Activity: The lines to copy are those in the listing below that contain the word "Click".
- Opening Delimiter -
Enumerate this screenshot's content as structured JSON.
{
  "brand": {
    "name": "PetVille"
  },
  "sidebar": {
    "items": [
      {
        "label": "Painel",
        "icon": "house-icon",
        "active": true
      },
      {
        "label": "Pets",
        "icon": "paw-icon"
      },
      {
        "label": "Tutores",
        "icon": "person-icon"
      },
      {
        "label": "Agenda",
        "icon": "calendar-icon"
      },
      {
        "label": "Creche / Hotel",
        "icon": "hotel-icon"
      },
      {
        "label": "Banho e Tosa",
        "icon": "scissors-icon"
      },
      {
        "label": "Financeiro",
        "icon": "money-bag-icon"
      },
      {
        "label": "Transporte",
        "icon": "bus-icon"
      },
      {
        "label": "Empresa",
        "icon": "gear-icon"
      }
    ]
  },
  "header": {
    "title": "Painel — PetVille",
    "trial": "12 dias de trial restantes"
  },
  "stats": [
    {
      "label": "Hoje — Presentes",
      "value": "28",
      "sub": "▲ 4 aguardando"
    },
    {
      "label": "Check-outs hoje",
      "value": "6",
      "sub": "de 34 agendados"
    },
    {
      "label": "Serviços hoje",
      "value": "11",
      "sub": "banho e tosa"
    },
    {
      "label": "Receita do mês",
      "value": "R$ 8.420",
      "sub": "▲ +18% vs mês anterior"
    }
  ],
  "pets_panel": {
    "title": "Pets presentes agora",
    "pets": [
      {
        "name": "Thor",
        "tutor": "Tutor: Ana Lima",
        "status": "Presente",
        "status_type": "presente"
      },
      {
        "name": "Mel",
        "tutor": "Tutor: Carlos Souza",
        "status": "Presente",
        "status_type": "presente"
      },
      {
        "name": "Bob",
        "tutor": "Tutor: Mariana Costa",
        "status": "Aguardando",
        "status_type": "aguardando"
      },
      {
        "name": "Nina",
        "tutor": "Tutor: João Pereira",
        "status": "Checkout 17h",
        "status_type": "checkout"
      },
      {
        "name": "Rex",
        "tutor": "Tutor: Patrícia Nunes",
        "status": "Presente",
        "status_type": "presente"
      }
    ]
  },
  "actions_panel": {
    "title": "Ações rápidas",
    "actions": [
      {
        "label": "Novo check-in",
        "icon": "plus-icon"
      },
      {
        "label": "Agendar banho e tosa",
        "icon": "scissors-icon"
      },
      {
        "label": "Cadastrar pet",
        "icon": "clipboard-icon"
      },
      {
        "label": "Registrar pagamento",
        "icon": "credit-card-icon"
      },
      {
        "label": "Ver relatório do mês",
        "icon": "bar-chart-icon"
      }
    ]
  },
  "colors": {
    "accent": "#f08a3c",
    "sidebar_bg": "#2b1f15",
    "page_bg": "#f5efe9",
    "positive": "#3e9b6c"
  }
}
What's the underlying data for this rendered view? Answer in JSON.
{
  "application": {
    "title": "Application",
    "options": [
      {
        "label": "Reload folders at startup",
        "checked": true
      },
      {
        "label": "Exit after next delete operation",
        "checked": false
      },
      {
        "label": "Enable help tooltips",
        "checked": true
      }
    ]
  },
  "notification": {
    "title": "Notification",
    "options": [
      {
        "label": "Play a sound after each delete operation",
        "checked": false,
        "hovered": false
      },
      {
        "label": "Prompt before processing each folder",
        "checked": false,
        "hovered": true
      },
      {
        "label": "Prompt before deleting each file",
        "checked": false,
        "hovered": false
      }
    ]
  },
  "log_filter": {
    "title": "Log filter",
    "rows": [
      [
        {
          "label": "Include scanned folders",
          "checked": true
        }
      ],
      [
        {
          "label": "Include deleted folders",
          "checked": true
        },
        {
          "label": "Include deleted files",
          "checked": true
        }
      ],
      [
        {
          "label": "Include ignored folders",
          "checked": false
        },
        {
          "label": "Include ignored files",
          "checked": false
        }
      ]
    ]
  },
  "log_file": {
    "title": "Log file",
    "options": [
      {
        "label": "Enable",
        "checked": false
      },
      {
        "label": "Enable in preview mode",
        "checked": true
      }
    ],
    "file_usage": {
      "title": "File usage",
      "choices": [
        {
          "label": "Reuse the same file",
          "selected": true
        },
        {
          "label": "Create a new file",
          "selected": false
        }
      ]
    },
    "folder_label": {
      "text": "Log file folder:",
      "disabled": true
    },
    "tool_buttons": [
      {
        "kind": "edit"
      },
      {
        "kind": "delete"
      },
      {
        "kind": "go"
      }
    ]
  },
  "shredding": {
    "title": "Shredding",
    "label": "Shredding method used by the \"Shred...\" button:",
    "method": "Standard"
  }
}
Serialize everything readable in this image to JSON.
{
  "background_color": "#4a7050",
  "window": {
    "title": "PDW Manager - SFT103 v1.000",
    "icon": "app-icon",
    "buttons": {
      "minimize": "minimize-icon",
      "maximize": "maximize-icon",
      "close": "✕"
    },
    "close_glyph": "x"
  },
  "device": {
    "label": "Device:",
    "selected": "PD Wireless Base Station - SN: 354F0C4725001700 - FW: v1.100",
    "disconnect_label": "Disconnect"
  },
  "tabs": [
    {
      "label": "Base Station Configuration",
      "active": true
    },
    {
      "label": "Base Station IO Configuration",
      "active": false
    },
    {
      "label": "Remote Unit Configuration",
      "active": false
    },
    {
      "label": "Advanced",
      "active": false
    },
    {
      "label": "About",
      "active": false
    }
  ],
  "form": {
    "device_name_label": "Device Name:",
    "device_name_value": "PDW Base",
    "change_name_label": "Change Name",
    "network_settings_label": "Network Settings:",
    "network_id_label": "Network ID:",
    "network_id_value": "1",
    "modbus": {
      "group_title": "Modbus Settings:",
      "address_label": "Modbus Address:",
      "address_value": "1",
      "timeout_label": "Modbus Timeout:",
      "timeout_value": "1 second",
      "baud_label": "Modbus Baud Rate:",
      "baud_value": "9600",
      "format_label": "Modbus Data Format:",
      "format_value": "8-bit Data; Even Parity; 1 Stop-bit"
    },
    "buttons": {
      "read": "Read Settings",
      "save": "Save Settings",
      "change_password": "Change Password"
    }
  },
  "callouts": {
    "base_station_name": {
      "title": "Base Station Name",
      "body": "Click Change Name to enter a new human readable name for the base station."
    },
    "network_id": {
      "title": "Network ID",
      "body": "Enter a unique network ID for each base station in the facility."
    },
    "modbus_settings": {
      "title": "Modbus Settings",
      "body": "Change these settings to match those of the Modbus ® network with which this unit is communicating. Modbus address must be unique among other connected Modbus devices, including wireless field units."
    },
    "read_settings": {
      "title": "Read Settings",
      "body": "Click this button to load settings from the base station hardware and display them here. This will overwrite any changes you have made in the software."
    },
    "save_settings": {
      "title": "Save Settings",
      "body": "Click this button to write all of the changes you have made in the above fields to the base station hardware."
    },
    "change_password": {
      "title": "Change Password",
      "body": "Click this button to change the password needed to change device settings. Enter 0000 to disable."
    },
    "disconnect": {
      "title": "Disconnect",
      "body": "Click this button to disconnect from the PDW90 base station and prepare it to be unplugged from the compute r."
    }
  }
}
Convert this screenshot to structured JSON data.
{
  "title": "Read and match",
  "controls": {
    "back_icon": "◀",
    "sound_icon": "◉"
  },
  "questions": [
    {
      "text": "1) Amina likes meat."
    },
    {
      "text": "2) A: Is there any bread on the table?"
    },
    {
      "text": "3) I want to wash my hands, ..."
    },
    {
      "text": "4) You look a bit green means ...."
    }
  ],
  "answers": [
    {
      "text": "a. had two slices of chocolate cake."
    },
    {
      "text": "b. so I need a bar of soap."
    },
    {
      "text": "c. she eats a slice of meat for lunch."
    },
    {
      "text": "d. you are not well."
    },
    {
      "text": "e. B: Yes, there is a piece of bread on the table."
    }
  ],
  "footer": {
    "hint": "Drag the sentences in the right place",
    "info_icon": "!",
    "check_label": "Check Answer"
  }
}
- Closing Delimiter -
Exercise solution:
      "body": "Click Change Name to enter a new human readable name for the base station."
      "body": "Click this button to load settings from the base station hardware and display them here. This will overwrite any changes you have made in the software."
      "body": "Click this button to write all of the changes you have made in the above fields to the base station hardware."
      "body": "Click this button to change the password needed to change device settings. Enter 0000 to disable."
      "body": "Click this button to disconnect from the PDW90 base station and prepare it to be unplugged from the compute r."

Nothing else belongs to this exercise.